## The task
Give back all of the data, word for word.

========================

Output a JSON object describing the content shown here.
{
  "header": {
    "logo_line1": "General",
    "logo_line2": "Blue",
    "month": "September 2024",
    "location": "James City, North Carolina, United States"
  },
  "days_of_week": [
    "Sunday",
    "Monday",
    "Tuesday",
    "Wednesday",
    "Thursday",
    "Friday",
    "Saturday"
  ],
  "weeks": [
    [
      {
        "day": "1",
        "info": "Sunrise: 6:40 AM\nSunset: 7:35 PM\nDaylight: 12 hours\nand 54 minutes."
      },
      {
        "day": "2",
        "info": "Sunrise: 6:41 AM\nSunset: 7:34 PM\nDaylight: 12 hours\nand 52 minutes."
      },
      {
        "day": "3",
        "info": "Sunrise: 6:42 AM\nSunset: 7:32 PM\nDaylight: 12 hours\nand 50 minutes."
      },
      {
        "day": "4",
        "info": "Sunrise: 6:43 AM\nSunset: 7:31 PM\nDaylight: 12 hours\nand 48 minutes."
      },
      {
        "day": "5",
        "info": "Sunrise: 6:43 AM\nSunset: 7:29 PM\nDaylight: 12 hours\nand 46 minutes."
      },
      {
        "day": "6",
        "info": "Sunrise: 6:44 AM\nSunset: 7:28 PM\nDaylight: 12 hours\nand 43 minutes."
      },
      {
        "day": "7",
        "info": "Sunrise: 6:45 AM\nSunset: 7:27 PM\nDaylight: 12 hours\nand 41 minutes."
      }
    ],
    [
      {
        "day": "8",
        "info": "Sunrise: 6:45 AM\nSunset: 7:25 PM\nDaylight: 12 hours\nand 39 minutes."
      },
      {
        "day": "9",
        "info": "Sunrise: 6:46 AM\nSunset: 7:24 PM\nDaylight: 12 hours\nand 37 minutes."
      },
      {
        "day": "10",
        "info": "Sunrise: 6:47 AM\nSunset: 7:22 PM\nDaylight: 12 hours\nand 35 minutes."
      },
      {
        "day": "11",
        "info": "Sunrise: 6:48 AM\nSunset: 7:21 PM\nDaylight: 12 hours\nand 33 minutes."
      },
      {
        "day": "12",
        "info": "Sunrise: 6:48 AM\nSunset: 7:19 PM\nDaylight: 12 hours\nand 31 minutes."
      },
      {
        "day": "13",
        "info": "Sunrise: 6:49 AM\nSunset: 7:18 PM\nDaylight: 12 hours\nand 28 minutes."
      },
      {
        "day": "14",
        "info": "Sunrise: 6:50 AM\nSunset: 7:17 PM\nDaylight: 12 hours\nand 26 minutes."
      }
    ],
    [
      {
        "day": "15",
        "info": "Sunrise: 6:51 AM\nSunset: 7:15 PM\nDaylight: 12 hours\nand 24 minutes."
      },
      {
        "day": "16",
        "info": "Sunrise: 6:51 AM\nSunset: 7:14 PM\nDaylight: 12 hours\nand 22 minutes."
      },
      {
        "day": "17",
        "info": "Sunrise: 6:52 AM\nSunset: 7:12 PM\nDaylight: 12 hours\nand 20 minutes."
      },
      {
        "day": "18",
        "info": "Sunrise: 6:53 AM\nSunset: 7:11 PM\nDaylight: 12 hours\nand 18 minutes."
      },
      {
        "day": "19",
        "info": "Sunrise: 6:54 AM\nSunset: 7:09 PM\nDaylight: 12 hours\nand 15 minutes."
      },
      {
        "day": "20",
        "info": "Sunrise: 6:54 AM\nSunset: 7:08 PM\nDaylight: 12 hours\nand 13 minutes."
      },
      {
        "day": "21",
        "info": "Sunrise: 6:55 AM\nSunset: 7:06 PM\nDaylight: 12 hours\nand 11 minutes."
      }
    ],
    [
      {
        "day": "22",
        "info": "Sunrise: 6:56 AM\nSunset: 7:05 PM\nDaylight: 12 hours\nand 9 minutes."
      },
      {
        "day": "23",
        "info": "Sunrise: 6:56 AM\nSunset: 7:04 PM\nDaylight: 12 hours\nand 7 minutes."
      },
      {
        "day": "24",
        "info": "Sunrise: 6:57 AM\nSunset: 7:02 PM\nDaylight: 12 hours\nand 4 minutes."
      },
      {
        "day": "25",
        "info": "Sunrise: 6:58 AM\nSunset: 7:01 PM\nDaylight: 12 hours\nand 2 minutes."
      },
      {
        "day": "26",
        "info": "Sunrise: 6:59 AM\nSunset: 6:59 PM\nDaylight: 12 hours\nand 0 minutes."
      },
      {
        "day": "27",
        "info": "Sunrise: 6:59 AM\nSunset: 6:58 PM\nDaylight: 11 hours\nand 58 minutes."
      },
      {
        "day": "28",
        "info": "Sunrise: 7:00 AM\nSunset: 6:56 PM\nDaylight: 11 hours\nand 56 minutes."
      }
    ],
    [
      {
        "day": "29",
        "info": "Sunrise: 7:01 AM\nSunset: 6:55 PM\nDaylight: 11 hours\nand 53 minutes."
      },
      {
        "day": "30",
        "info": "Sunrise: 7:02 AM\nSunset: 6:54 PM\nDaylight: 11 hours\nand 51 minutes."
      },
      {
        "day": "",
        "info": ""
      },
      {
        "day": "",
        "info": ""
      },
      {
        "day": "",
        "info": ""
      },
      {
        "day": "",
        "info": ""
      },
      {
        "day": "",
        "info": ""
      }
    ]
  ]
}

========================

## Written solution
Output a JSON object describing the content shown here.
{
  "header": {
    "logo_line1": "General",
    "logo_line2": "Blue",
    "month": "September 2024",
    "location": "James City, North Carolina, United States"
  },
  "days_of_week": [
    "Sunday",
    "Monday",
    "Tuesday",
    "Wednesday",
    "Thursday",
    "Friday",
    "Saturday"
  ],
  "weeks": [
    [
      {
        "day": "1",
        "info": "Sunrise: 6:40 AM\nSunset: 7:35 PM\nDaylight: 12 hours\nand 54 minutes."
      },
      {
        "day": "2",
        "info": "Sunrise: 6:41 AM\nSunset: 7:34 PM\nDaylight: 12 hours\nand 52 minutes."
      },
      {
        "day": "3",
        "info": "Sunrise: 6:42 AM\nSunset: 7:32 PM\nDaylight: 12 hours\nand 50 minutes."
      },
      {
        "day": "4",
        "info": "Sunrise: 6:43 AM\nSunset: 7:31 PM\nDaylight: 12 hours\nand 48 minutes."
      },
      {
        "day": "5",
        "info": "Sunrise: 6:43 AM\nSunset: 7:29 PM\nDaylight: 12 hours\nand 46 minutes."
      },
      {
        "day": "6",
        "info": "Sunrise: 6:44 AM\nSunset: 7:28 PM\nDaylight: 12 hours\nand 43 minutes."
      },
      {
        "day": "7",
        "info": "Sunrise: 6:45 AM\nSunset: 7:27 PM\nDaylight: 12 hours\nand 41 minutes."
      }
    ],
    [
      {
        "day": "8",
        "info": "Sunrise: 6:45 AM\nSunset: 7:25 PM\nDaylight: 12 hours\nand 39 minutes."
      },
      {
        "day": "9",
        "info": "Sunrise: 6:46 AM\nSunset: 7:24 PM\nDaylight: 12 hours\nand 37 minutes."
      },
      {
        "day": "10",
        "info": "Sunrise: 6:47 AM\nSunset: 7:22 PM\nDaylight: 12 hours\nand 35 minutes."
      },
      {
        "day": "11",
        "info": "Sunrise: 6:48 AM\nSunset: 7:21 PM\nDaylight: 12 hours\nand 33 minutes."
      },
      {
        "day": "12",
        "info": "Sunrise: 6:48 AM\nSunset: 7:19 PM\nDaylight: 12 hours\nand 31 minutes."
      },
      {
        "day": "13",
        "info": "Sunrise: 6:49 AM\nSunset: 7:18 PM\nDaylight: 12 hours\nand 28 minutes."
      },
      {
        "day": "14",
        "info": "Sunrise: 6:50 AM\nSunset: 7:17 PM\nDaylight: 12 hours\nand 26 minutes."
      }
    ],
    [
      {
        "day": "15",
        "info": "Sunrise: 6:51 AM\nSunset: 7:15 PM\nDaylight: 12 hours\nand 24 minutes."
      },
      {
        "day": "16",
        "info": "Sunrise: 6:51 AM\nSunset: 7:14 PM\nDaylight: 12 hours\nand 22 minutes."
      },
      {
        "day": "17",
        "info": "Sunrise: 6:52 AM\nSunset: 7:12 PM\nDaylight: 12 hours\nand 20 minutes."
      },
      {
        "day": "18",
        "info": "Sunrise: 6:53 AM\nSunset: 7:11 PM\nDaylight: 12 hours\nand 18 minutes."
      },
      {
        "day": "19",
        "info": "Sunrise: 6:54 AM\nSunset: 7:09 PM\nDaylight: 12 hours\nand 15 minutes."
      },
      {
        "day": "20",
        "info": "Sunrise: 6:54 AM\nSunset: 7:08 PM\nDaylight: 12 hours\nand 13 minutes."
      },
      {
        "day": "21",
        "info": "Sunrise: 6:55 AM\nSunset: 7:06 PM\nDaylight: 12 hours\nand 11 minutes."
      }
    ],
    [
      {
        "day": "22",
        "info": "Sunrise: 6:56 AM\nSunset: 7:05 PM\nDaylight: 12 hours\nand 9 minutes."
      },
      {
        "day": "23",
        "info": "Sunrise: 6:56 AM\nSunset: 7:04 PM\nDaylight: 12 hours\nand 7 minutes."
      },
      {
        "day": "24",
        "info": "Sunrise: 6:57 AM\nSunset: 7:02 PM\nDaylight: 12 hours\nand 4 minutes."
      },
      {
        "day": "25",
        "info": "Sunrise: 6:58 AM\nSunset: 7:01 PM\nDaylight: 12 hours\nand 2 minutes."
      },
      {
        "day": "26",
        "info": "Sunrise: 6:59 AM\nSunset: 6:59 PM\nDaylight: 12 hours\nand 0 minutes."
      },
      {
        "day": "27",
        "info": "Sunrise: 6:59 AM\nSunset: 6:58 PM\nDaylight: 11 hours\nand 58 minutes."
      },
      {
        "day": "28",
        "info": "Sunrise: 7:00 AM\nSunset: 6:56 PM\nDaylight: 11 hours\nand 56 minutes."
      }
    ],
    [
      {
        "day": "29",
        "info": "Sunrise: 7:01 AM\nSunset: 6:55 PM\nDaylight: 11 hours\nand 53 minutes."
      },
      {
        "day": "30",
        "info": "Sunrise: 7:02 AM\nSunset: 6:54 PM\nDaylight: 11 hours\nand 51 minutes."
      },
      {
        "day": "",
        "info": ""
      },
      {
        "day": "",
        "info": ""
      },
      {
        "day": "",
        "info": ""
      },
      {
        "day": "",
        "info": ""
      },
      {
        "day": "",
        "info": ""
      }
    ]
  ]
}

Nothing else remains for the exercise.